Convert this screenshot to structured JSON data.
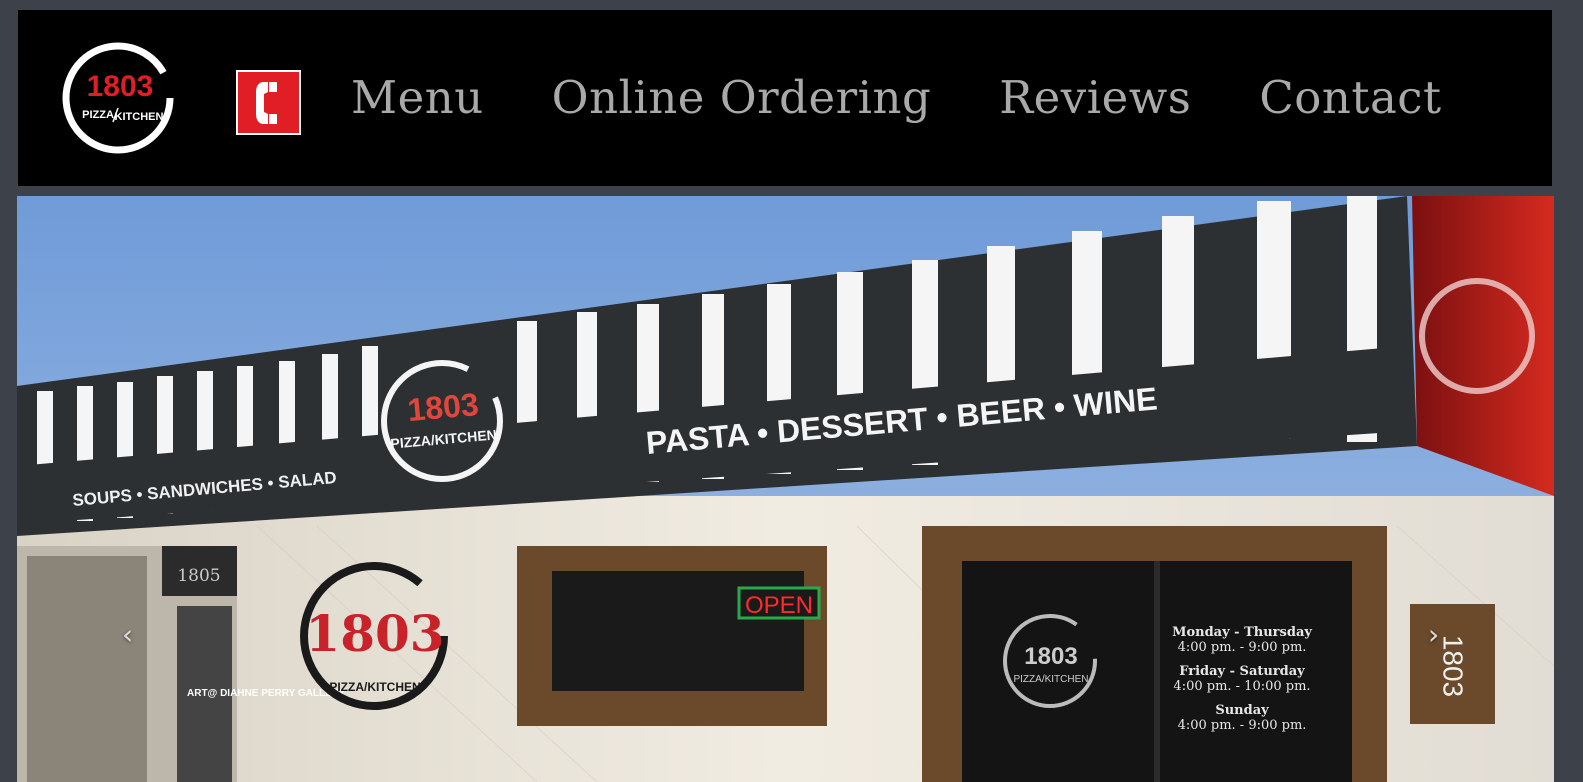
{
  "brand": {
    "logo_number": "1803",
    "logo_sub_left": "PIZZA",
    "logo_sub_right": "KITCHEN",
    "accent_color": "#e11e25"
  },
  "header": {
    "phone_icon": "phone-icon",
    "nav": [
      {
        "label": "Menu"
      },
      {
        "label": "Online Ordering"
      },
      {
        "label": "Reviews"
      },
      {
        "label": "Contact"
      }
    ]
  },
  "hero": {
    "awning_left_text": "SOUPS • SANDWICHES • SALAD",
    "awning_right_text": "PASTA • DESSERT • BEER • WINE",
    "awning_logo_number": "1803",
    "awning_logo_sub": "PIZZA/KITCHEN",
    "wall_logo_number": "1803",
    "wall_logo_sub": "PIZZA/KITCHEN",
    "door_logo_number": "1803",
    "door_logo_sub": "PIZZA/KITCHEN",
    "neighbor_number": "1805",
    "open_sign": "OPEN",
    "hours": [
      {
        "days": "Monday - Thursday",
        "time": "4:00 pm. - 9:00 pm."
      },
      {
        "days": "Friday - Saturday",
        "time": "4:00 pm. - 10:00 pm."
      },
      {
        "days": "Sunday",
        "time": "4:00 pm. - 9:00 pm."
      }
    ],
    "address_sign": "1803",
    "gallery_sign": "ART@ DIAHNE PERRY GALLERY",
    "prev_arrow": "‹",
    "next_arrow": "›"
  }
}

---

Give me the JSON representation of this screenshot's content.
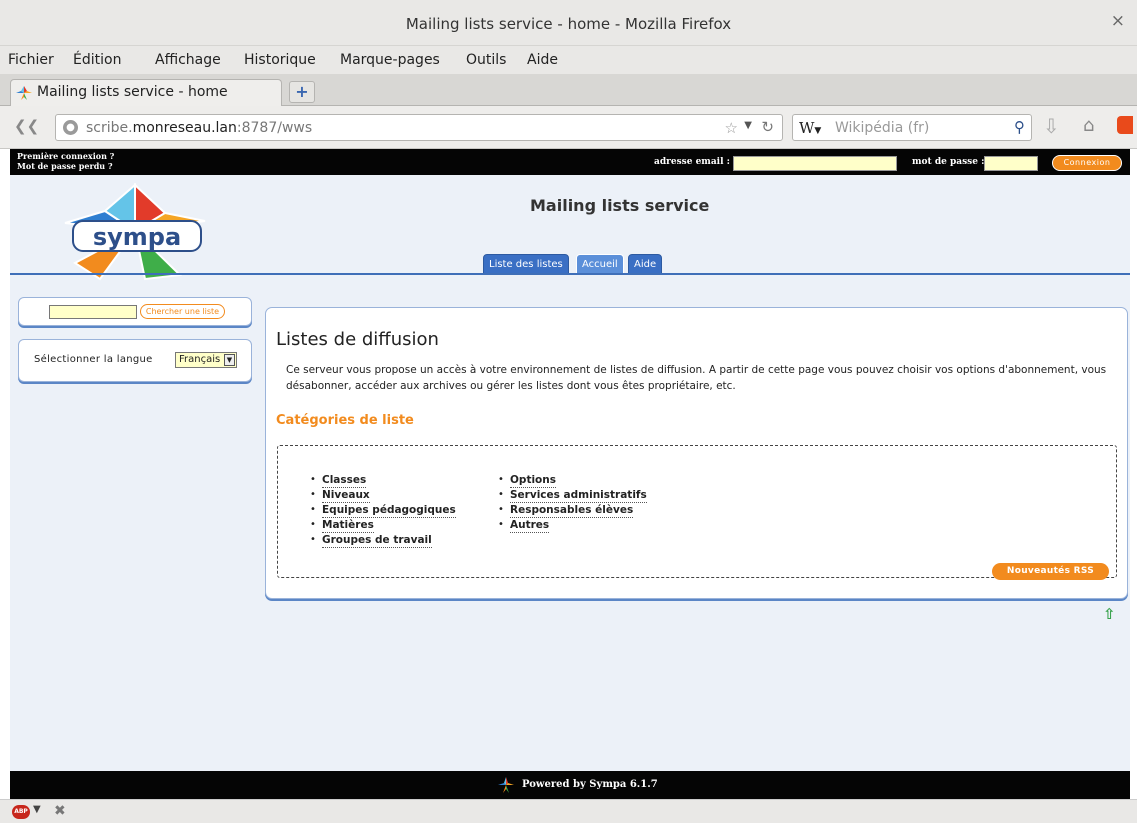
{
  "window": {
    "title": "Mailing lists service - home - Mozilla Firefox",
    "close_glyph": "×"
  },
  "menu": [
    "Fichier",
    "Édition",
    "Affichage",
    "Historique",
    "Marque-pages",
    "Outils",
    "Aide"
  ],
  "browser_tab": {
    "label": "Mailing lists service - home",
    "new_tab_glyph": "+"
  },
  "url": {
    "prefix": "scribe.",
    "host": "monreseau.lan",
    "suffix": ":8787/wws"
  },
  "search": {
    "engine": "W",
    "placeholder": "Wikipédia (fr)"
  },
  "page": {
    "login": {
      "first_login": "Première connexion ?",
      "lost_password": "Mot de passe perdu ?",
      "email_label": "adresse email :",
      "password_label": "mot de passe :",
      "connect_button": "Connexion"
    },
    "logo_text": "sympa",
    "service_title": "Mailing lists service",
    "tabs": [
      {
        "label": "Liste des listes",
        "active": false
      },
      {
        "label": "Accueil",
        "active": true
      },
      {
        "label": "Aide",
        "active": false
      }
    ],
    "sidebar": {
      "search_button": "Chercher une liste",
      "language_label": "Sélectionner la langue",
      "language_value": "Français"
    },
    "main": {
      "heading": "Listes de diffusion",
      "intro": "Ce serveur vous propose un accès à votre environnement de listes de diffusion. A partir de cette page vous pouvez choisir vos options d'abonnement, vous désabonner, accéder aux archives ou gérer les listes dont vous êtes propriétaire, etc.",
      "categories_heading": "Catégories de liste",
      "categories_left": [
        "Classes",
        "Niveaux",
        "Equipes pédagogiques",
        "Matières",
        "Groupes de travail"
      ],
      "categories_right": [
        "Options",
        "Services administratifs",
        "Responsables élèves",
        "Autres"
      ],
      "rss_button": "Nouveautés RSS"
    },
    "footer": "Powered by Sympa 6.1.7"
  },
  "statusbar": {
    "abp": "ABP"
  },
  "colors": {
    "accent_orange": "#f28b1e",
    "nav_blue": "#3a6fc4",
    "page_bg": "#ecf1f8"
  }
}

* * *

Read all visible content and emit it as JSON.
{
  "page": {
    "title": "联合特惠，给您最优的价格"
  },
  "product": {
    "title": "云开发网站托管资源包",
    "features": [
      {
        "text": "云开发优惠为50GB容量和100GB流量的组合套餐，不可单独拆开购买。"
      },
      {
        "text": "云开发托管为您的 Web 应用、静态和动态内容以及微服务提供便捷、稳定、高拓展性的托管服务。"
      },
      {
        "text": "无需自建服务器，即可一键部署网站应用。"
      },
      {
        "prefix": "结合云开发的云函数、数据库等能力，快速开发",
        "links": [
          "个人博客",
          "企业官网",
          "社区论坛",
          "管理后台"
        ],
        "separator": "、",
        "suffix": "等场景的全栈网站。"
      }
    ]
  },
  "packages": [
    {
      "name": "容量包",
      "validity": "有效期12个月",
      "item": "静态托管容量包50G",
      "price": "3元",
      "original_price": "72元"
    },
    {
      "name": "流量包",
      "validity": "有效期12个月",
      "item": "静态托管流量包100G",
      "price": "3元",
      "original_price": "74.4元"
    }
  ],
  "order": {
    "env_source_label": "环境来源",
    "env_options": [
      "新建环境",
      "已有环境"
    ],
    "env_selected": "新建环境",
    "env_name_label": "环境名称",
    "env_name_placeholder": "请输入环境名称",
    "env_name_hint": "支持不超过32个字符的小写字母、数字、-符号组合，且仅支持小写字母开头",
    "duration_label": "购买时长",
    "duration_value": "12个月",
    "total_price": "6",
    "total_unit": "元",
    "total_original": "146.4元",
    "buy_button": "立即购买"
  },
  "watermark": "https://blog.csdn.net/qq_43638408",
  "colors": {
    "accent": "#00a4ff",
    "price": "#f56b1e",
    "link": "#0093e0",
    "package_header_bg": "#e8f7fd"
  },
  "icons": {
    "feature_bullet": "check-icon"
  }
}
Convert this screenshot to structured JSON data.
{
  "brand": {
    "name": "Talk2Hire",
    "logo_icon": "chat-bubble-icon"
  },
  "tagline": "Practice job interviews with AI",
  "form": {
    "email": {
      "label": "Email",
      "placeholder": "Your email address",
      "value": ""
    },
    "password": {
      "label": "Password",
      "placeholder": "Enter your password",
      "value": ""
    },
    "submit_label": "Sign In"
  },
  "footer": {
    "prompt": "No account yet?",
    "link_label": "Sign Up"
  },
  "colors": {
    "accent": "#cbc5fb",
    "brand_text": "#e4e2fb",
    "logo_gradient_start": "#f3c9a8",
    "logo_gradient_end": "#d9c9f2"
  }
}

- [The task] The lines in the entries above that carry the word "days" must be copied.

- [Finished task]
        "days": "Monday - Thursday",
        "days": "Friday - Saturday",
        "days": "Sunday",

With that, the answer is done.